It’s time to ask the perennial question: What of Douglas Bruce?
Less than a year ago, longtime Bruce supporter and former Colorado Senate President John Andrews was crowing over the spectacle of watching his man in action in the Colorado Capitol. At the time, Bruce had just been appointed to fill out the term of then-state Rep. Bill Cadman, who had been appointed to fill out a vacant state Senate seat. The times, wrote Andrews, who left the Senate in 2004, “call for the telling of hard truths.” And Mr. Bruce, he claimed, was just the man.
“Mr. Bruce, while he’s no cuddly Sudanese teddy bear, is one of the few who can and will take on that thankless role,” Andrews wrote.
“Douglas Bruce in the Colorado House of Representatives is going to be quite a spectacle, no doubt about it. Stay tuned for the fireworks when he takes his seat and the session opens next month. Barefoot opponents won’t be the half of it.

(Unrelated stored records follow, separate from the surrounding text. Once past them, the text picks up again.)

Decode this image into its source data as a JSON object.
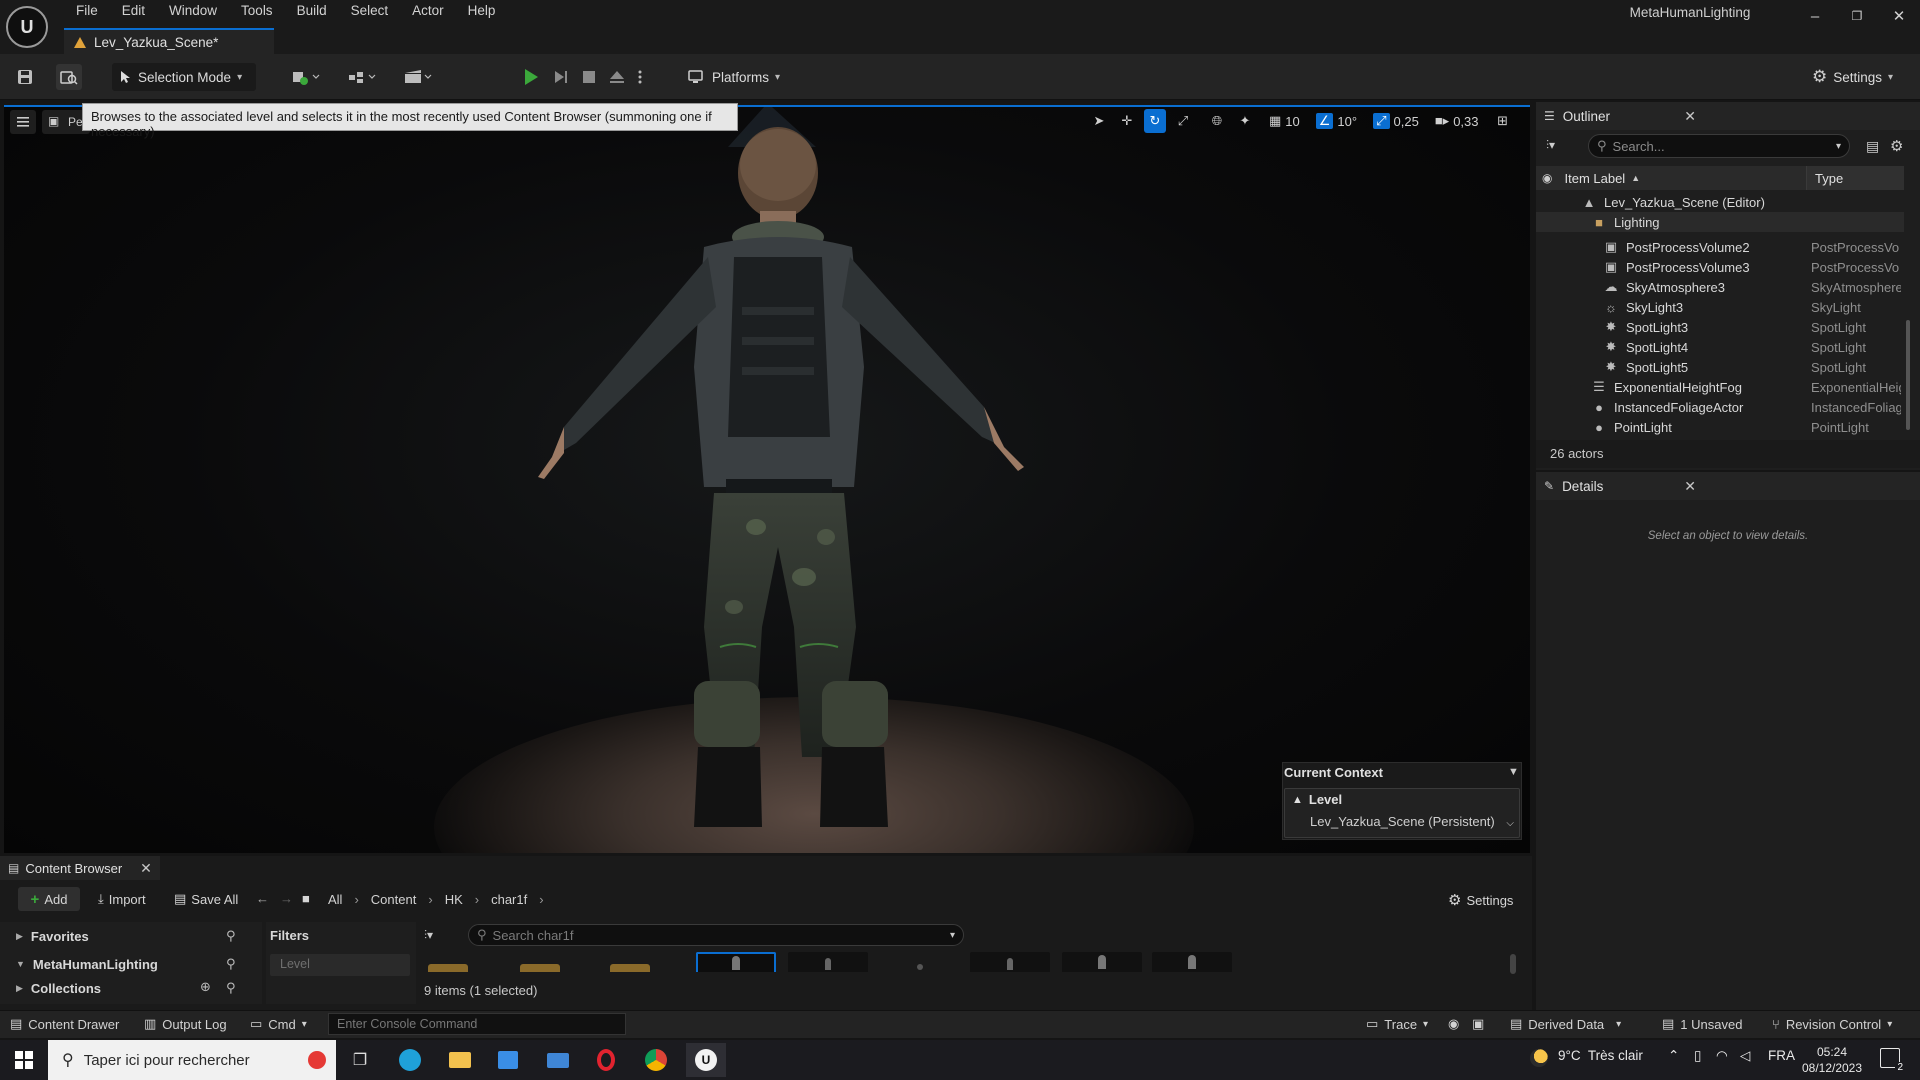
{
  "app": {
    "title": "MetaHumanLighting",
    "menu": [
      "File",
      "Edit",
      "Window",
      "Tools",
      "Build",
      "Select",
      "Actor",
      "Help"
    ],
    "document_tab": "Lev_Yazkua_Scene*"
  },
  "toolbar": {
    "selection_mode": "Selection Mode",
    "platforms": "Platforms",
    "settings": "Settings"
  },
  "viewport": {
    "tooltip": "Browses to the associated level and selects it in the most recently used Content Browser (summoning one if necessary)",
    "persp_label": "Pe",
    "grid_snap": "10",
    "rotation_snap": "10°",
    "scale_snap": "0,25",
    "camera_speed": "0,33"
  },
  "current_context": {
    "title": "Current Context",
    "level_label": "Level",
    "scene": "Lev_Yazkua_Scene (Persistent)"
  },
  "outliner": {
    "tab": "Outliner",
    "search_placeholder": "Search...",
    "col_label": "Item Label",
    "col_type": "Type",
    "rows": [
      {
        "label": "Lev_Yazkua_Scene (Editor)",
        "type": ""
      },
      {
        "label": "Lighting",
        "type": ""
      },
      {
        "label": "PostProcessVolume2",
        "type": "PostProcessVo"
      },
      {
        "label": "PostProcessVolume3",
        "type": "PostProcessVo"
      },
      {
        "label": "SkyAtmosphere3",
        "type": "SkyAtmosphere"
      },
      {
        "label": "SkyLight3",
        "type": "SkyLight"
      },
      {
        "label": "SpotLight3",
        "type": "SpotLight"
      },
      {
        "label": "SpotLight4",
        "type": "SpotLight"
      },
      {
        "label": "SpotLight5",
        "type": "SpotLight"
      },
      {
        "label": "ExponentialHeightFog",
        "type": "ExponentialHeig"
      },
      {
        "label": "InstancedFoliageActor",
        "type": "InstancedFoliag"
      },
      {
        "label": "PointLight",
        "type": "PointLight"
      }
    ],
    "actor_count": "26 actors"
  },
  "details": {
    "tab": "Details",
    "empty_message": "Select an object to view details."
  },
  "content_browser": {
    "tab": "Content Browser",
    "add": "Add",
    "import": "Import",
    "save_all": "Save All",
    "breadcrumbs": [
      "All",
      "Content",
      "HK",
      "char1f"
    ],
    "settings": "Settings",
    "favorites": "Favorites",
    "project": "MetaHumanLighting",
    "collections": "Collections",
    "filters": "Filters",
    "filter_level": "Level",
    "search_placeholder": "Search char1f",
    "item_count": "9 items (1 selected)"
  },
  "statusbar": {
    "content_drawer": "Content Drawer",
    "output_log": "Output Log",
    "cmd": "Cmd",
    "console_placeholder": "Enter Console Command",
    "trace": "Trace",
    "derived_data": "Derived Data",
    "unsaved": "1 Unsaved",
    "revision_control": "Revision Control"
  },
  "taskbar": {
    "search_placeholder": "Taper ici pour rechercher",
    "weather": "9°C  Très clair",
    "lang": "FRA",
    "time": "05:24",
    "date": "08/12/2023",
    "notifications": "2"
  },
  "colors": {
    "accent": "#0a6ed1",
    "play_green": "#3ba83b",
    "level_icon": "#e0a23a"
  }
}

“You can expect Rep. Bruce to proclaim at every opportunity that the left-liberal emperor has no clothes at all — bare naked yet shameless about it. If we want to revive the constitution and save the Republic, somebody has to say that. I believe Doug is just the man.”
Bruce went on to the Golden Dome, where he kicked a photographer the first day, got censored by his colleagues, refused to honor veterans, called Mexican immigrants “peasants” and engaged in all sorts of other activities that proved an embarrassment to his party.
Then, the cantankerous author of Colorado’s 1992 Taxpayer Bill of Rights went on to lose the primary in August to Mark Waller, a social and fiscal conservative and Air Force reservist officer whom Bruce attacked with derogatory fliers for not voting in a past election because at the time Waller was, um, serving in Iraq.
Last week two of Bruce’s pet ballot measures in Colorado Springs also failed –- including one that would have eliminated the city’s storm-water tax and another that would have eliminated funds that city-owned enterprises currently pay to city hall. In a post-election piece, the Colorado Springs Gazette reported that Bruce blamed losing his House seat on the fact that he campaigned so hard for the losing ballot measures.
In truth, though, the lawsuit-loving Bruce hasn’t truly been on the winning side of a measure since Colorado voters passed TABOR 16 years ago.
Still, high-profile Republicans are split as to whether — even in this new era that may signal an era of lightness and goodness in the GOP — Bruce will sail gracefully into the dark night.
“So long as he continues to place things on the ballot and force people to spend hundreds of thousands of dollars to at the very least defeat them, he is going to have some influence,” the Gazette quoted state Rep. Bob Gardner, a Colorado Springs Republican, saying.
Colorado Springs City Councilman Scott Hente had a different take:
“At some point, I think Mr. Bruce has to realize that the community is rejecting him and his ideas,” Hente, also a Republican, said.
As for Rep. Bruce, whose one-year stint in public office ends in January when newly elected Rep. Waller heads to Denver, well, Bruce hasn’t updated his Web site lately. Indeed, this is the beginning of the current message posted at DouglasBruce.com:
“I am honored to have been chosen to be your House District 15 state representative. I have lived in House District 15 for 22 years and have served as your county commissioner, a precinct committeeman, county and state assembly delegate, and party activist. I am a pro-life, traditional family values, social and fiscal conservative — a Ronald Reagan Republican. …”
Someone better break the news to Bruce, soon.
Like this story? Steal it! Feel free to republish it in part or in full, just please give credit to The Colorado Independent and add a link to the original.
News Literacy Project event: Concerned about online misinformation? The lack of news literacy? You can make a difference by participating in this free workshop! After […]Read More
Cash dropped so far in Colorado’s governor race blows away 2010 and 2014 spending records – combined
With one week to go until the primary, spending in Colorado’s 2018 governor’s race has shattered records – even for spending in general elections in […]Read More